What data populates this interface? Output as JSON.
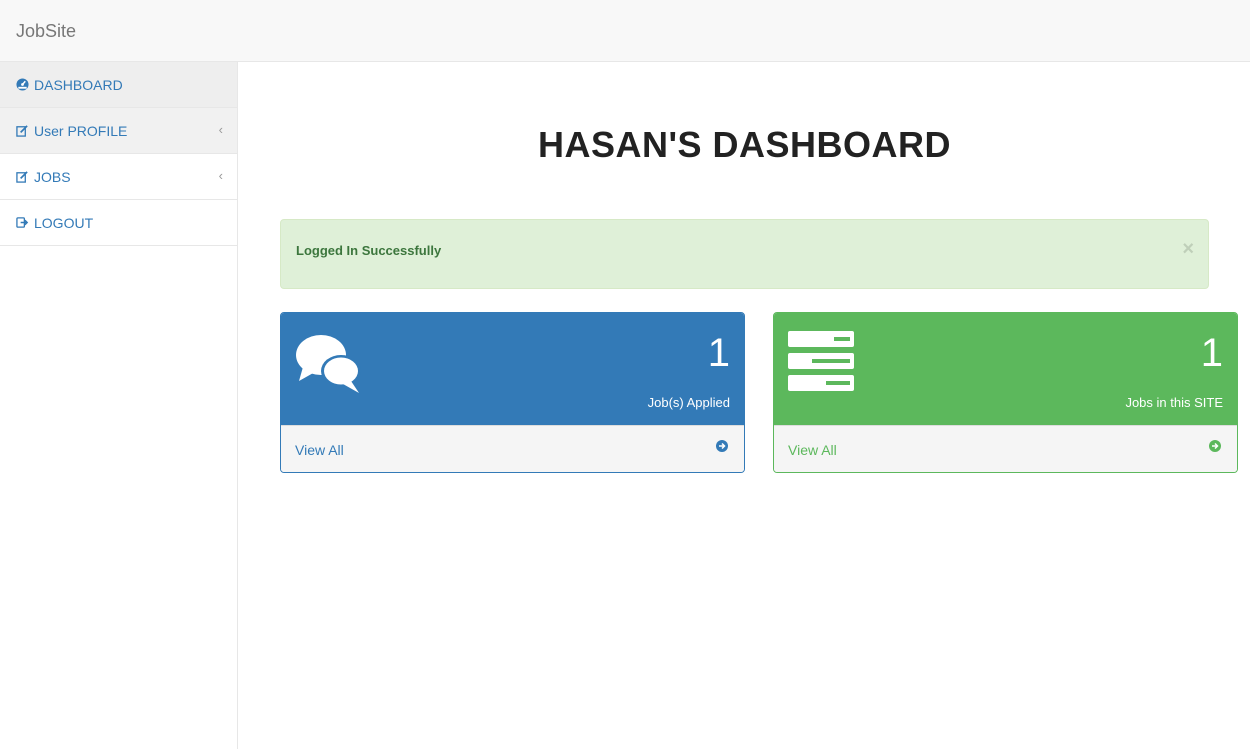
{
  "navbar": {
    "brand": "JobSite"
  },
  "sidebar": {
    "items": [
      {
        "label": "DASHBOARD",
        "icon": "dashboard-icon"
      },
      {
        "label": "User PROFILE",
        "icon": "edit-icon",
        "has_arrow": true
      },
      {
        "label": "JOBS",
        "icon": "edit-icon",
        "has_arrow": true
      },
      {
        "label": "LOGOUT",
        "icon": "logout-icon"
      }
    ]
  },
  "main": {
    "title": "HASAN'S DASHBOARD",
    "alert": {
      "message": "Logged In Successfully",
      "close": "×"
    },
    "panels": [
      {
        "count": "1",
        "label": "Job(s) Applied",
        "link": "View All",
        "color": "#337ab7",
        "icon": "comments-icon"
      },
      {
        "count": "1",
        "label": "Jobs in this SITE",
        "link": "View All",
        "color": "#5cb85c",
        "icon": "server-icon"
      }
    ]
  }
}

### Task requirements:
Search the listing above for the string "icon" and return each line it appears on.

### Written reply:
        "icon": "dashboard-icon"
        "icon": "edit-icon",
        "icon": "edit-icon",
        "icon": "logout-icon"
        "icon": "comments-icon"
        "icon": "server-icon"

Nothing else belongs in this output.